YISROEL LILYENSHTEYN (b. December 30, 1899)
He was born in Warsaw, and he was later an employee in the association of traveling salesmen and a waiter in a restaurant, among other occupations. Over the years 1920-1923, he lived in Berlin, where he worked in a tailoring workshop. He later settled in France and worked as a bookbinder and later became a merchant traveling from market to market. He was a cofounder of the Association of Former Students in Jewish Public Schools in Poland and chairman of the Jewish traveling merchant association in Paris. He was an active fighter in the underground resistance movement during WWII, at first in Paris and later in Grenoble. After liberation he returned to Paris. His wife was deported by the Nazis and murdered at Auschwitz. He debuted in print with a humorous piece in the publication Bontshe shvayg (Bontshe the silent) in Warsaw (1916), later becoming a principal contributor to and editor of Der yidisher kleynhendler (The Jewish retailer) in Paris (1932-1938). He contributed to the illegal Yiddish press in France (1941-1944) and from 1944 was a regular contributor to Arbeter-vort (Workers’ word) in Paris, for which he ran the column “Opklangen” (Echoes). From time to time he wrote as well for Unzer shtime (Our voice) and Unzer vort (Our word) in Paris. His travel impressions from Spain were reprinted in: Folksshtime (People’s voice) in Warsaw, and Folksblat (People’s newspaper) and Fray yisroel (Free Israel) in Tel Aviv. He also published under such pen names as: Zhak, Izak, Yisroel mitn Pekl, and A Marshan. He was last living in Paris.
Khayim Leyb Fuks

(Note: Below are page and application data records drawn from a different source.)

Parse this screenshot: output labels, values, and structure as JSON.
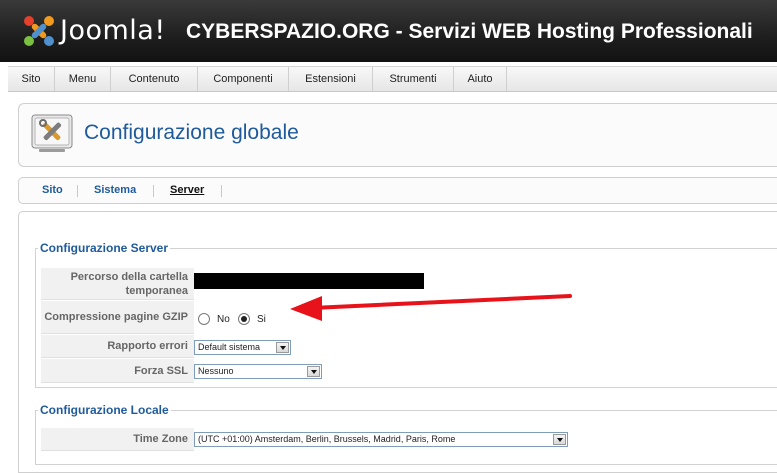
{
  "header": {
    "brand": "Joomla!",
    "site_title": "CYBERSPAZIO.ORG - Servizi WEB Hosting Professionali"
  },
  "menu": [
    "Sito",
    "Menu",
    "Contenuto",
    "Componenti",
    "Estensioni",
    "Strumenti",
    "Aiuto"
  ],
  "page": {
    "title": "Configurazione globale",
    "icon": "configuration-tools-icon"
  },
  "submenu": {
    "items": [
      "Sito",
      "Sistema",
      "Server"
    ],
    "active": "Server"
  },
  "server_section": {
    "legend": "Configurazione Server",
    "temp_path_label": "Percorso della cartella temporanea",
    "gzip_label": "Compressione pagine GZIP",
    "gzip_no": "No",
    "gzip_si": "Si",
    "gzip_selected": "Si",
    "error_report_label": "Rapporto errori",
    "error_report_value": "Default sistema",
    "ssl_label": "Forza SSL",
    "ssl_value": "Nessuno"
  },
  "locale_section": {
    "legend": "Configurazione Locale",
    "timezone_label": "Time Zone",
    "timezone_value": "(UTC +01:00) Amsterdam, Berlin, Brussels, Madrid, Paris, Rome"
  },
  "colors": {
    "accent": "#1f5a9c",
    "annotation_arrow": "#e8121a",
    "header_bg": "#1e1e1e"
  }
}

(Translator note. After this entry appeared in print, he published: Zikhroynes fun mayn lebn, varshe-pariz [Memoirs of my life, Warsaw-Paris] [Paris, 1977], 90 pp.—JAF)